The America of 1968 was a tough place for young men of draft age. The manpower demands of the Vietnam War were considerable particularly after the Tet Offensive in January of that year. Tom needed two more quarters of academic work at Georgia Tech to complete the requirements for an Industrial Management degree, but Uncle Sam (more specifically the Fannin County Draft Board) had different ideas about his future. Tom decided to enter Officer Candidate School and became a First Lieutenant in the U.S. Army Artillery.
After finishing his training Tom’s military service included a year-long tour of duty in Vietnam. It was during this time that he undoubtedly received the most meaningful awards of his life.

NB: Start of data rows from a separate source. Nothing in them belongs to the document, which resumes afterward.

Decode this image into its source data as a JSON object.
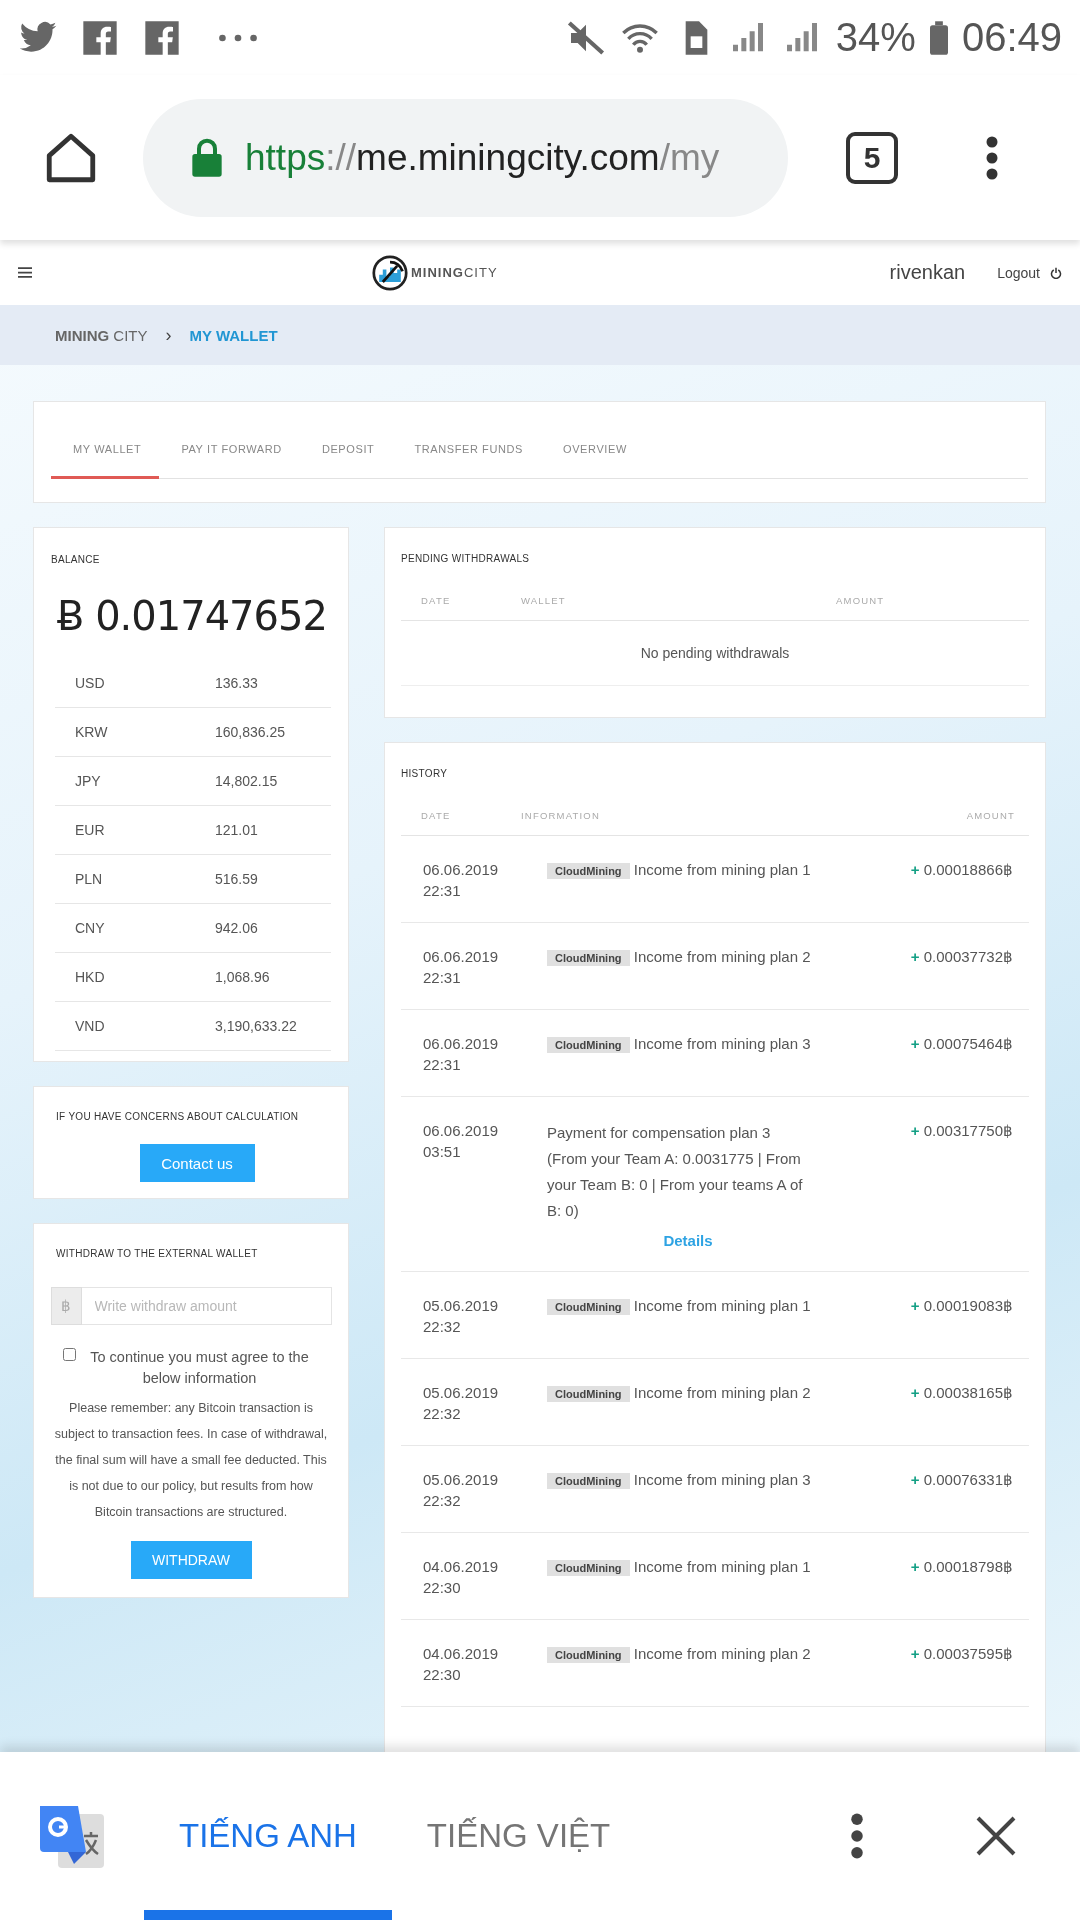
{
  "status_bar": {
    "battery": "34%",
    "time": "06:49"
  },
  "browser": {
    "url": {
      "scheme": "https",
      "separator": "://",
      "host": "me.miningcity.com",
      "path": "/my"
    },
    "tab_count": "5"
  },
  "header": {
    "brand": "**MINING**CITY",
    "username": "rivenkan",
    "logout": "Logout"
  },
  "breadcrumb": {
    "items": [
      {
        "label": "**MINING** CITY",
        "current": false
      },
      {
        "label": "MY WALLET",
        "current": true
      }
    ],
    "separator": "›"
  },
  "tabs": [
    {
      "label": "MY WALLET",
      "selected": true
    },
    {
      "label": "PAY IT FORWARD",
      "selected": false
    },
    {
      "label": "DEPOSIT",
      "selected": false
    },
    {
      "label": "TRANSFER FUNDS",
      "selected": false
    },
    {
      "label": "OVERVIEW",
      "selected": false
    }
  ],
  "balance": {
    "title": "BALANCE",
    "amount": "Ƀ 0.01747652",
    "currencies": [
      {
        "code": "USD",
        "value": "136.33"
      },
      {
        "code": "KRW",
        "value": "160,836.25"
      },
      {
        "code": "JPY",
        "value": "14,802.15"
      },
      {
        "code": "EUR",
        "value": "121.01"
      },
      {
        "code": "PLN",
        "value": "516.59"
      },
      {
        "code": "CNY",
        "value": "942.06"
      },
      {
        "code": "HKD",
        "value": "1,068.96"
      },
      {
        "code": "VND",
        "value": "3,190,633.22"
      }
    ]
  },
  "concerns": {
    "title": "IF YOU HAVE CONCERNS ABOUT CALCULATION",
    "button": "Contact us"
  },
  "withdraw": {
    "title": "WITHDRAW TO THE EXTERNAL WALLET",
    "currency_symbol": "฿",
    "placeholder": "Write withdraw amount",
    "agree": {
      "checked": false,
      "label": "To continue you must agree to the below information"
    },
    "notice": "Please remember: any Bitcoin transaction is subject to transaction fees. In case of withdrawal, the final sum will have a small fee deducted. This is not due to our policy, but results from how Bitcoin transactions are structured.",
    "button": "WITHDRAW"
  },
  "pending": {
    "title": "PENDING WITHDRAWALS",
    "columns": [
      "DATE",
      "WALLET",
      "AMOUNT"
    ],
    "empty": "No pending withdrawals"
  },
  "history": {
    "title": "HISTORY",
    "columns": [
      "DATE",
      "INFORMATION",
      "AMOUNT"
    ],
    "rows": [
      {
        "kind": "mining",
        "date": "06.06.2019",
        "time": "22:31",
        "tag": "CloudMining",
        "info": "Income from mining plan 1",
        "sign": "+",
        "amount": "0.00018866฿"
      },
      {
        "kind": "mining",
        "date": "06.06.2019",
        "time": "22:31",
        "tag": "CloudMining",
        "info": "Income from mining plan 2",
        "sign": "+",
        "amount": "0.00037732฿"
      },
      {
        "kind": "mining",
        "date": "06.06.2019",
        "time": "22:31",
        "tag": "CloudMining",
        "info": "Income from mining plan 3",
        "sign": "+",
        "amount": "0.00075464฿"
      },
      {
        "kind": "compensation",
        "date": "06.06.2019",
        "time": "03:51",
        "info": "Payment for compensation plan 3 (From your Team A: 0.0031775 | From your Team B: 0 | From your teams A of B: 0)",
        "link": "Details",
        "sign": "+",
        "amount": "0.00317750฿"
      },
      {
        "kind": "mining",
        "date": "05.06.2019",
        "time": "22:32",
        "tag": "CloudMining",
        "info": "Income from mining plan 1",
        "sign": "+",
        "amount": "0.00019083฿"
      },
      {
        "kind": "mining",
        "date": "05.06.2019",
        "time": "22:32",
        "tag": "CloudMining",
        "info": "Income from mining plan 2",
        "sign": "+",
        "amount": "0.00038165฿"
      },
      {
        "kind": "mining",
        "date": "05.06.2019",
        "time": "22:32",
        "tag": "CloudMining",
        "info": "Income from mining plan 3",
        "sign": "+",
        "amount": "0.00076331฿"
      },
      {
        "kind": "mining",
        "date": "04.06.2019",
        "time": "22:30",
        "tag": "CloudMining",
        "info": "Income from mining plan 1",
        "sign": "+",
        "amount": "0.00018798฿"
      },
      {
        "kind": "mining",
        "date": "04.06.2019",
        "time": "22:30",
        "tag": "CloudMining",
        "info": "Income from mining plan 2",
        "sign": "+",
        "amount": "0.00037595฿"
      }
    ]
  },
  "translate_bar": {
    "languages": [
      {
        "label": "TIẾNG ANH",
        "selected": true
      },
      {
        "label": "TIẾNG VIỆT",
        "selected": false
      }
    ]
  }
}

He was awarded a Purple Heart, a Bronze Star and a Silver Star. A Silver Star is the third highest military decoration of valor that can be awarded to any member of the U.S. military. This medal is awarded for gallantry in action against an enemy of the United States.
Tom married Ginny Sharp in 1969. Ginny was a cheerleader at Copper Basin High School at the same time that Tom attended West Fannin. Somehow, they worked out their differences and remain happily married some 44 years later. They have two adult sons, Andy and Matt, both of whom reside in Asheville, North Carolina.
After his military service, Tom returned to Georgia Tech and completed his degree requirements in 1973. He enjoyed a long career in business and is now retired. Tom and Ginny live in Marietta and are staunch supporters of Georgia Tech athletics. Tom is a member of the Letterman’s Club and holds season tickets to Tech football, basketball and baseball games. When not attending a Ramblin’ Wreck sporting event, they enjoy biking, boating and traveling. Ginny is very active in greyhound rescue work and does a great deal of good for this gentle, beautiful, and often abused, breed of dog.